Mario’s harness released a pained creak as he climbed one of Costa Rica’s towering mountain almond trees. Dangling 130 feet above the forest floor, he peered into a tree cavity and found two pinkish chicks, bald except for sporadic fuzz. As the Great Green Macaw Field Leader for the Macaw Recovery Network (MRN), one of WCN’s newest Conservation Partners, Mario Jiménez regularly scales trees in search of macaw nests. Together with his team of volunteers, he was carrying out a study to track young macaw movements and analyze their genetics to find what might be preventing them from flourishing in the wild.
Great green macaws have been declining for years throughout Central and South America, falling below 1,000 individuals. Habitat loss is the primary threat inching them closer to extinction, and although MRN has recorded 18 nests with 36 chicks this year—high numbers for this Critically Endangered species—Costa Rica’s wild great green macaw population has not been growing much over time. MRN’s 2021 census recorded nearly 340 great green macaws in Costa Rica, including plenty of chicks and fledglings, but it’s unclear why this hasn’t translated into significant population growth this year. Once the birds leave their nests, they seemingly fail to reach adulthood, fail to breed, or vanish entirely.
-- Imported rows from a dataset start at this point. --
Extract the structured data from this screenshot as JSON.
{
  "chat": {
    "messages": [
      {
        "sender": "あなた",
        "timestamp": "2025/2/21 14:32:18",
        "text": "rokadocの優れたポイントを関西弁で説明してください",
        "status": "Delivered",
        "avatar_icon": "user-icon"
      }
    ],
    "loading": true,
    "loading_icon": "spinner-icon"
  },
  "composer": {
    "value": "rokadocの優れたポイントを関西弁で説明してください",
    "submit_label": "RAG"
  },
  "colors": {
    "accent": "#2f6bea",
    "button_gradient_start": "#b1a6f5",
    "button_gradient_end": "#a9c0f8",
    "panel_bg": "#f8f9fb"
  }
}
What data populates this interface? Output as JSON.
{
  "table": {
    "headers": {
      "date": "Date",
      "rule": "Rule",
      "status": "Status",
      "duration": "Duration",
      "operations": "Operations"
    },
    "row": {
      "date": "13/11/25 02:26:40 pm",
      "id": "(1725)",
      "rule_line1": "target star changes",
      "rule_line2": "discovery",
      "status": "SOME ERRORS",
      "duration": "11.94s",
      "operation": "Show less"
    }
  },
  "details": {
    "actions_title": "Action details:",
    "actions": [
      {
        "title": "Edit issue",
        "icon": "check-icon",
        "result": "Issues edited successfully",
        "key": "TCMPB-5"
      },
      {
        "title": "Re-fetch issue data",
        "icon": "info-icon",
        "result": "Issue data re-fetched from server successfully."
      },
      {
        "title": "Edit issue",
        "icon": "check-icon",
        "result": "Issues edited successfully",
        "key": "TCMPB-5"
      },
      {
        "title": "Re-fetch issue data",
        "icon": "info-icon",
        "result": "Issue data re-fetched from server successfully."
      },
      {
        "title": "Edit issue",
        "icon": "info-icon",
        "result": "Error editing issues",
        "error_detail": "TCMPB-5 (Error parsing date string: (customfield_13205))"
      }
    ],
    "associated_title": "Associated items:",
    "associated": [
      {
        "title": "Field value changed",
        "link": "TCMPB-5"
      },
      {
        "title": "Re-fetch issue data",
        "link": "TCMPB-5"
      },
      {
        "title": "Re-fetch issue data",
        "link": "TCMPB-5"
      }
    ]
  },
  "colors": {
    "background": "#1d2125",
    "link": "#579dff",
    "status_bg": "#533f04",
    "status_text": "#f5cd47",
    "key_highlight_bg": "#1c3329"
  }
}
To determine what’s happening, Mario’s team spent this breeding season scouring over 460 sq. miles—nearly the size of Los Angeles—of dense forest for as many nests as possible. Once found, MRN fitted the chicks with lightweight radio collars, which will track each bird’s movements once they leave the nest. This is the first time MRN has ever used collars to track macaws. Data from these chicks will tell Mario if these macaws are venturing out with their parents, how far they travel in their first weeks, and if they’re wandering into dangerous areas. While deforestation is an ongoing threat, it alone can’t be responsible for this stymied population growth. Mario is hopeful that his telemetry project will shed light on this mystery and help MRN reassess conservation strategies.
In addition to collaring the chicks, Mario also carefully collects their blood samples for a first-ever genetic study of great green macaws. The results will reveal any undiscovered health issues that are hindering the survival of new adults. It’s important to catch such threats within a small population’s genetics before they spread, so these samples are tested in a lab while Mario’s team tracks the macaws in the field. If any diseases or maladaptive traits are becoming prominent within the great green macaw gene pool, MRN will decide how to best address them.
As he peeked into the almond tree nest and saw the chicks blinking back at him, Mario felt determined to solve this population problem. Breeding season was winding down, making these some of the last chicks to participate in MRN’s landmark study. Through methods never-before-used on macaws, MRN is confident that they can uncover what is blocking great green macaws from increasing in the wild and improve their chances at recovery, so that next year’s nests will contain more tiny eyes staring back at Mario.